Online Ads Score Better in 2010
Every type of online advertising scored better with consumers in 2010 than a year ago, according to the survey. Consumers say articles that include brand information is the type of online advertising they’re most likely to read and act upon, compared to banner ads, pop-up ads, email offers or sponsored links.
Article-based advertising was preferred by 53% of respondents who said they are “very likely” or “somewhat likely” to read and act upon the material, compared to 51% a year ago. Coveted demographic groups are even more likely to express a preference for articles. According to the survey, 66% of people 25-34, and 60% of those making at least $75,000 per year, say they are “very likely” or “somewhat likely” to read and act upon article-based advertising. Pop-up ads were least likely to be read or acted upon.
Respondents also said they were “very likely” or “somewhat likely” to read and respond to:
- Articles that include brand information: 53% (compared to 51% in 2009) a year ago.
- Email offers: 51% (compared to 47% in 2009).
- Sponsored search engine links: 40% (compared to 39% in 2009).
- Banner ads: 28% (compared to 25% in 2009).
- Pop-up ads: 19% (compared to 13% in 2009).
Search Frequency Increases in 2010

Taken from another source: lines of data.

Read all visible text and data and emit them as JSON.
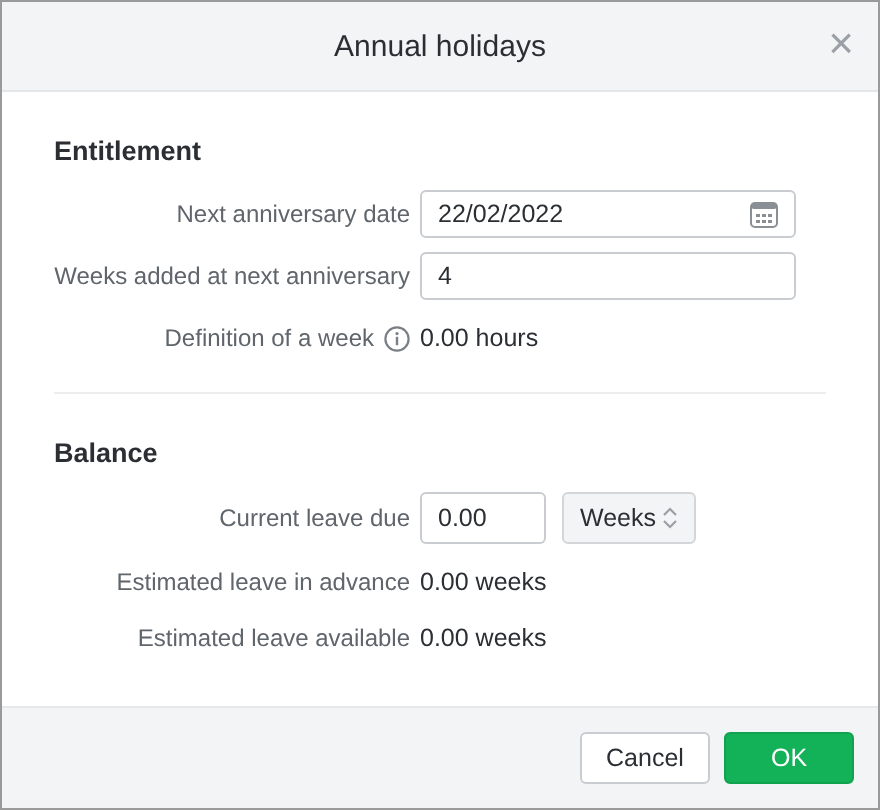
{
  "window": {
    "title": "Annual holidays",
    "close": "×"
  },
  "sections": [
    {
      "title": "Entitlement",
      "rows": [
        {
          "kind": "date",
          "label": "Next anniversary date",
          "value": "22/02/2022"
        },
        {
          "kind": "input",
          "label": "Weeks added at next anniversary",
          "value": "4"
        },
        {
          "kind": "info",
          "label": "Definition of a week",
          "value": "0.00 hours"
        }
      ]
    },
    {
      "title": "Balance",
      "rows": [
        {
          "kind": "input-select",
          "label": "Current leave due",
          "value": "0.00",
          "unit": "Weeks"
        },
        {
          "kind": "readout",
          "label": "Estimated leave in advance",
          "value": "0.00 weeks"
        },
        {
          "kind": "readout",
          "label": "Estimated leave available",
          "value": "0.00 weeks"
        }
      ]
    }
  ],
  "buttons": [
    {
      "label": "Cancel",
      "kind": "secondary"
    },
    {
      "label": "OK",
      "kind": "primary"
    }
  ]
}
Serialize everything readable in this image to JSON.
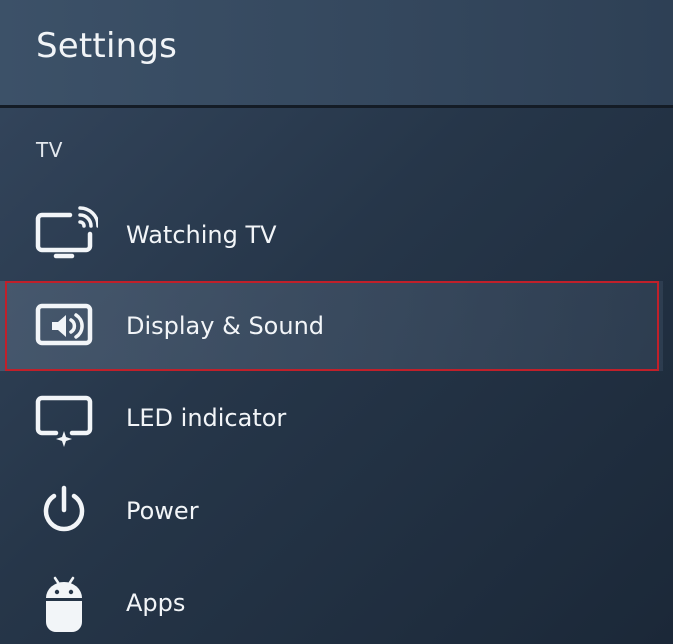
{
  "header": {
    "title": "Settings"
  },
  "section": {
    "label": "TV"
  },
  "menu": {
    "items": [
      {
        "label": "Watching TV",
        "icon": "tv-broadcast-icon"
      },
      {
        "label": "Display & Sound",
        "icon": "display-sound-icon",
        "selected": true
      },
      {
        "label": "LED indicator",
        "icon": "led-indicator-icon"
      },
      {
        "label": "Power",
        "icon": "power-icon"
      },
      {
        "label": "Apps",
        "icon": "android-icon"
      }
    ]
  },
  "colors": {
    "selection_border": "#c0202a",
    "background": "#263649",
    "text": "#f2f5f8"
  }
}
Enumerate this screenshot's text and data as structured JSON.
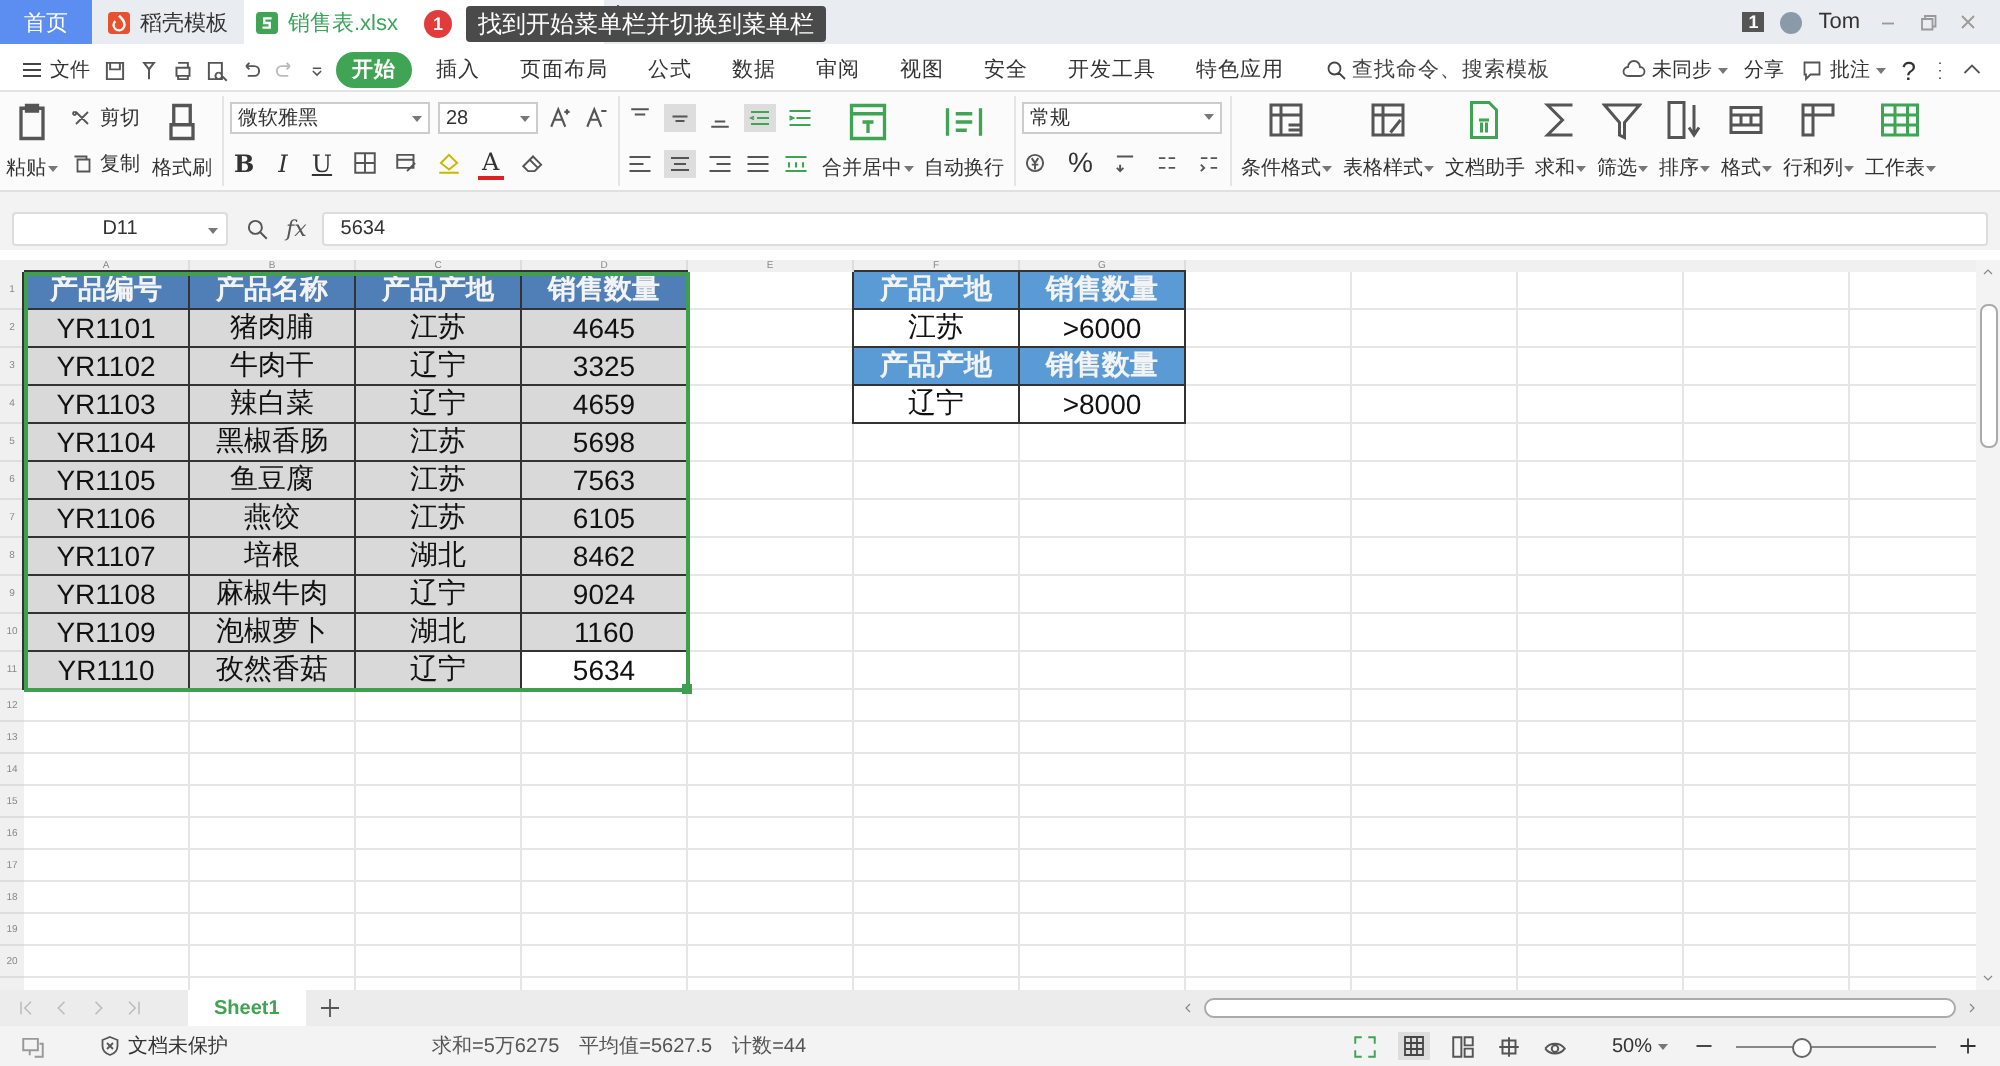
{
  "tabs": [
    {
      "label": "首页",
      "kind": "home",
      "selected": false
    },
    {
      "label": "稻壳模板",
      "kind": "docer",
      "selected": false
    },
    {
      "label": "销售表.xlsx",
      "kind": "sheet",
      "selected": true
    }
  ],
  "tooltip": {
    "badge": "1",
    "text": "找到开始菜单栏并切换到菜单栏"
  },
  "account": {
    "badge": "1",
    "user": "Tom"
  },
  "menu": {
    "file": "文件",
    "items": [
      {
        "label": "开始",
        "selected": true
      },
      {
        "label": "插入",
        "selected": false
      },
      {
        "label": "页面布局",
        "selected": false
      },
      {
        "label": "公式",
        "selected": false
      },
      {
        "label": "数据",
        "selected": false
      },
      {
        "label": "审阅",
        "selected": false
      },
      {
        "label": "视图",
        "selected": false
      },
      {
        "label": "安全",
        "selected": false
      },
      {
        "label": "开发工具",
        "selected": false
      },
      {
        "label": "特色应用",
        "selected": false
      }
    ],
    "search_placeholder": "查找命令、搜索模板",
    "sync": "未同步",
    "share": "分享",
    "comment": "批注",
    "help": "?"
  },
  "ribbon": {
    "paste": "粘贴",
    "cut": "剪切",
    "copy": "复制",
    "format_painter": "格式刷",
    "font": "微软雅黑",
    "font_size": "28",
    "bold": "B",
    "italic": "I",
    "underline": "U",
    "font_color": "A",
    "merge": "合并居中",
    "wrap": "自动换行",
    "number_format": "常规",
    "percent": "%",
    "tools": [
      {
        "label": "条件格式",
        "kind": "conditional"
      },
      {
        "label": "表格样式",
        "kind": "style"
      },
      {
        "label": "文档助手",
        "kind": "assistant"
      },
      {
        "label": "求和",
        "kind": "sum"
      },
      {
        "label": "筛选",
        "kind": "filter"
      },
      {
        "label": "排序",
        "kind": "sort"
      },
      {
        "label": "格式",
        "kind": "format"
      },
      {
        "label": "行和列",
        "kind": "rowcol"
      },
      {
        "label": "工作表",
        "kind": "worksheet"
      }
    ]
  },
  "formula_bar": {
    "cell": "D11",
    "fx": "fx",
    "value": "5634"
  },
  "sheet": {
    "columns": [
      "A",
      "B",
      "C",
      "D",
      "E",
      "F",
      "G"
    ],
    "row_numbers": [
      "1",
      "2",
      "3",
      "4",
      "5",
      "6",
      "7",
      "8",
      "9",
      "10",
      "11",
      "12",
      "13",
      "14",
      "15",
      "16",
      "17",
      "18",
      "19",
      "20"
    ],
    "data_table": {
      "header": [
        "产品编号",
        "产品名称",
        "产品产地",
        "销售数量"
      ],
      "rows": [
        [
          {
            "text": "YR1101",
            "active": false
          },
          {
            "text": "猪肉脯",
            "active": false
          },
          {
            "text": "江苏",
            "active": false
          },
          {
            "text": "4645",
            "active": false
          }
        ],
        [
          {
            "text": "YR1102",
            "active": false
          },
          {
            "text": "牛肉干",
            "active": false
          },
          {
            "text": "辽宁",
            "active": false
          },
          {
            "text": "3325",
            "active": false
          }
        ],
        [
          {
            "text": "YR1103",
            "active": false
          },
          {
            "text": "辣白菜",
            "active": false
          },
          {
            "text": "辽宁",
            "active": false
          },
          {
            "text": "4659",
            "active": false
          }
        ],
        [
          {
            "text": "YR1104",
            "active": false
          },
          {
            "text": "黑椒香肠",
            "active": false
          },
          {
            "text": "江苏",
            "active": false
          },
          {
            "text": "5698",
            "active": false
          }
        ],
        [
          {
            "text": "YR1105",
            "active": false
          },
          {
            "text": "鱼豆腐",
            "active": false
          },
          {
            "text": "江苏",
            "active": false
          },
          {
            "text": "7563",
            "active": false
          }
        ],
        [
          {
            "text": "YR1106",
            "active": false
          },
          {
            "text": "燕饺",
            "active": false
          },
          {
            "text": "江苏",
            "active": false
          },
          {
            "text": "6105",
            "active": false
          }
        ],
        [
          {
            "text": "YR1107",
            "active": false
          },
          {
            "text": "培根",
            "active": false
          },
          {
            "text": "湖北",
            "active": false
          },
          {
            "text": "8462",
            "active": false
          }
        ],
        [
          {
            "text": "YR1108",
            "active": false
          },
          {
            "text": "麻椒牛肉",
            "active": false
          },
          {
            "text": "辽宁",
            "active": false
          },
          {
            "text": "9024",
            "active": false
          }
        ],
        [
          {
            "text": "YR1109",
            "active": false
          },
          {
            "text": "泡椒萝卜",
            "active": false
          },
          {
            "text": "湖北",
            "active": false
          },
          {
            "text": "1160",
            "active": false
          }
        ],
        [
          {
            "text": "YR1110",
            "active": false
          },
          {
            "text": "孜然香菇",
            "active": false
          },
          {
            "text": "辽宁",
            "active": false
          },
          {
            "text": "5634",
            "active": true
          }
        ]
      ]
    },
    "criteria": [
      {
        "kind": "header",
        "cells": [
          "产品产地",
          "销售数量"
        ]
      },
      {
        "kind": "value",
        "cells": [
          "江苏",
          ">6000"
        ]
      },
      {
        "kind": "header",
        "cells": [
          "产品产地",
          "销售数量"
        ]
      },
      {
        "kind": "value",
        "cells": [
          "辽宁",
          ">8000"
        ]
      }
    ]
  },
  "sheet_tabs": [
    {
      "label": "Sheet1",
      "selected": true
    }
  ],
  "status": {
    "protect": "文档未保护",
    "sum": "求和=5万6275",
    "average": "平均值=5627.5",
    "count": "计数=44",
    "zoom": "50%",
    "zoom_slider": {
      "level": 0.33
    }
  }
}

Frequency, or how frequently consumers conduct internet searches for products or services they read about in online articles – increased from about 50% a year ago (saying they initiate a search “very frequently” or “somewhat frequently”) to 57% this year. Younger and high-income people showed a considerable propensity to conduct a search after reading online articles. Seventy-two percent of 25-34-year-olds said they were likely to conduct a search for products or services based on an article, up from 66% a year ago. And 70% of those making more than $75,000 per year expressed their likelihood to perform a search – 13 percentage points higher than last year’s 57%.
Online Ad Spending Growth Weak in ’09
Increased consumer receptiveness may help boost online ad growth in 2010, which in 2009 was anemic, according to Nielsen research. Internet ad spending only grew 0.1% last year. As a possible mitigating factor, the only other ad spending categories that reported growth last year were Spanish-language cable TV (32.2%), cable TV (14.5%), and free standing insert (FSI) coupons found in printed newspapers and magazines (11.5%).
About the Survey: The national study of 1,053 adults conducted in March 2010 asked survey respondents to rate their likelihood to read and act upon five types of online advertising: banner ads, pop-up ads, email offers, articles that include brand information, and sponsored search engine links.